=== Brief ===
Once you find a line containing the word "name" in the entries below, copy it.

=== Records shown ===
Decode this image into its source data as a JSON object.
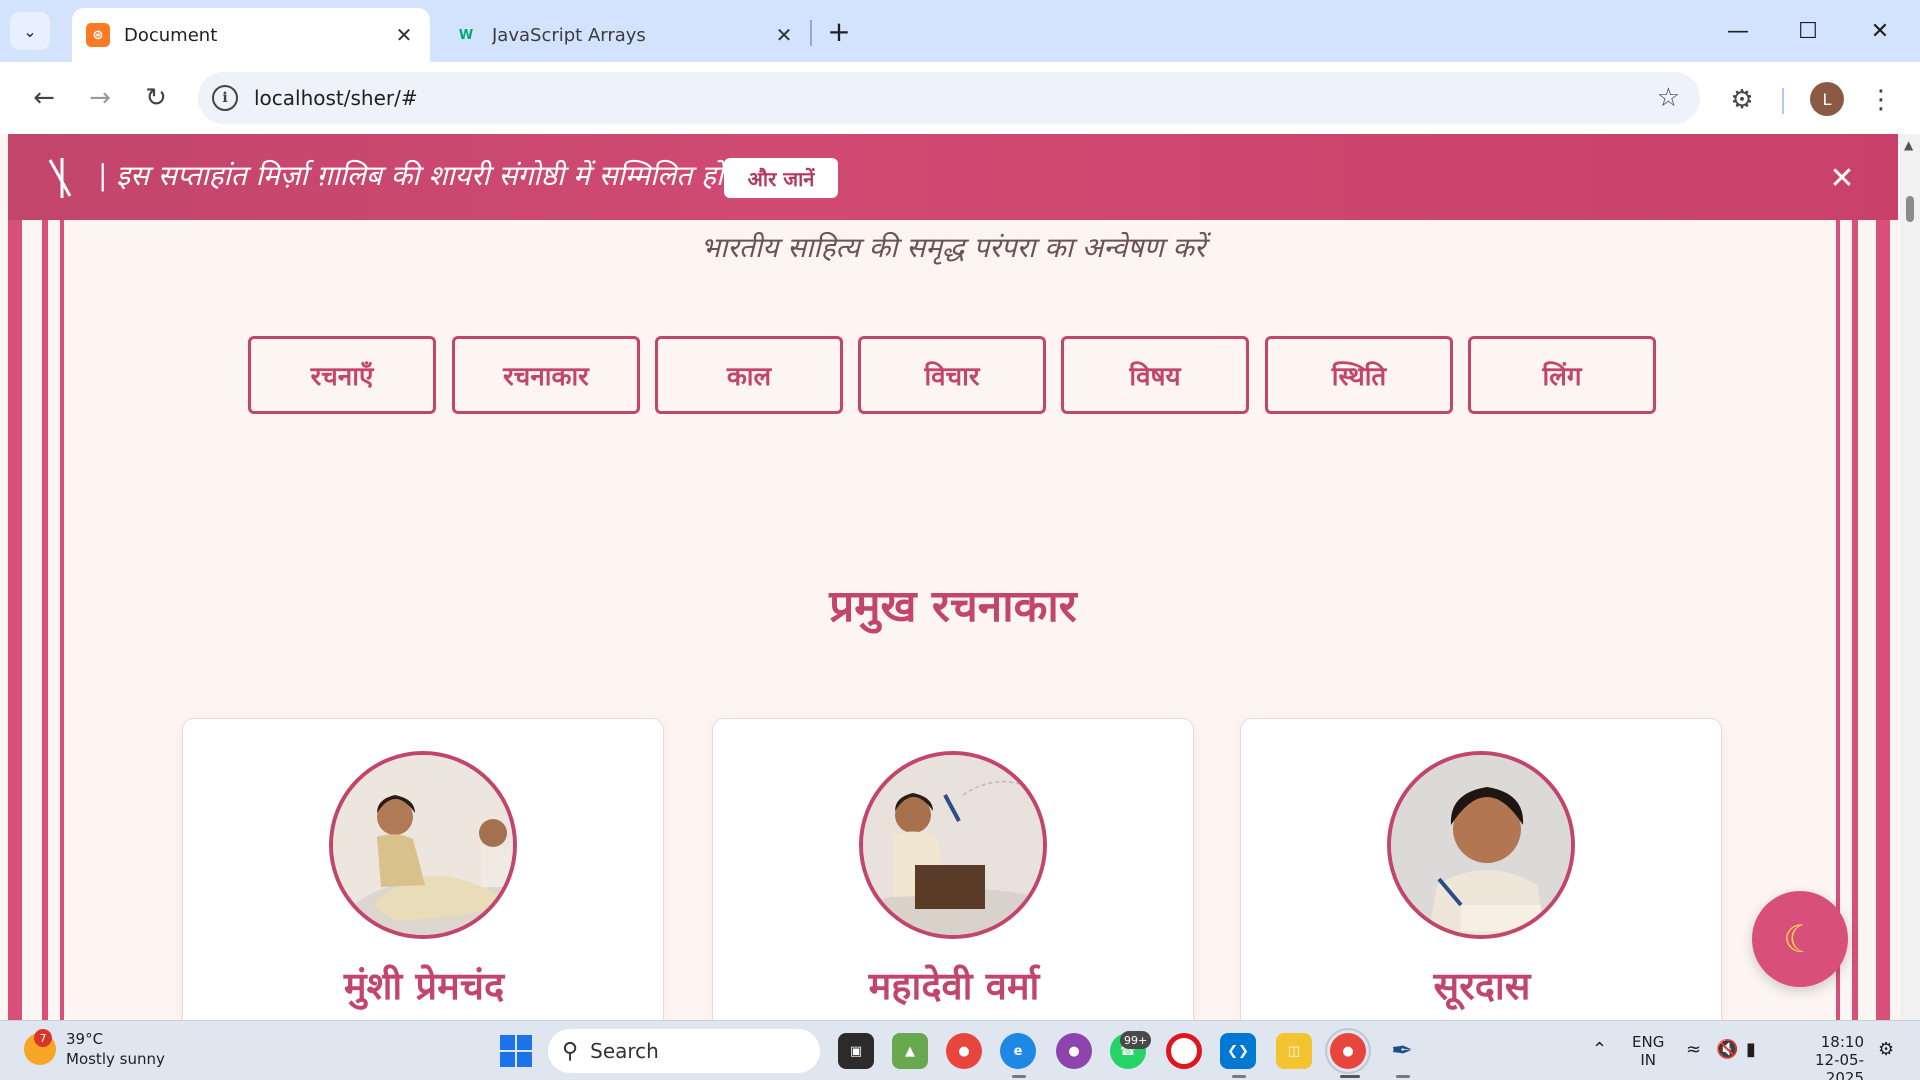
{
  "browser": {
    "tabs": [
      {
        "title": "Document",
        "favicon": "xampp-icon",
        "active": true
      },
      {
        "title": "JavaScript Arrays",
        "favicon": "w3schools-icon",
        "active": false
      }
    ],
    "url": "localhost/sher/#",
    "profile_initial": "L"
  },
  "banner": {
    "text": "| इस सप्ताहांत मिर्ज़ा ग़ालिब की शायरी संगोष्ठी में सम्मिलित हों",
    "button_label": "और जानें",
    "logo_icon": "quill-icon"
  },
  "hero": {
    "subtitle": "भारतीय साहित्य की समृद्ध परंपरा का अन्वेषण करें"
  },
  "categories": [
    {
      "label": "रचनाएँ"
    },
    {
      "label": "रचनाकार"
    },
    {
      "label": "काल"
    },
    {
      "label": "विचार"
    },
    {
      "label": "विषय"
    },
    {
      "label": "स्थिति"
    },
    {
      "label": "लिंग"
    }
  ],
  "authors_section": {
    "title": "प्रमुख रचनाकार",
    "authors": [
      {
        "name": "मुंशी प्रेमचंद"
      },
      {
        "name": "महादेवी वर्मा"
      },
      {
        "name": "सूरदास"
      }
    ]
  },
  "theme_toggle": {
    "icon": "moon-icon"
  },
  "colors": {
    "accent": "#c2456b",
    "rail": "#d94f7c",
    "page_bg": "#fdf5f1"
  },
  "taskbar": {
    "weather": {
      "temp": "39°C",
      "condition": "Mostly sunny",
      "alert_count": "7"
    },
    "search_placeholder": "Search",
    "whatsapp_badge": "99+",
    "language": {
      "line1": "ENG",
      "line2": "IN"
    },
    "clock": {
      "time": "18:10",
      "date": "12-05-2025"
    }
  }
}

=== Expected output ===
        "name": "मुंशी प्रेमचंद"
        "name": "महादेवी वर्मा"
        "name": "सूरदास"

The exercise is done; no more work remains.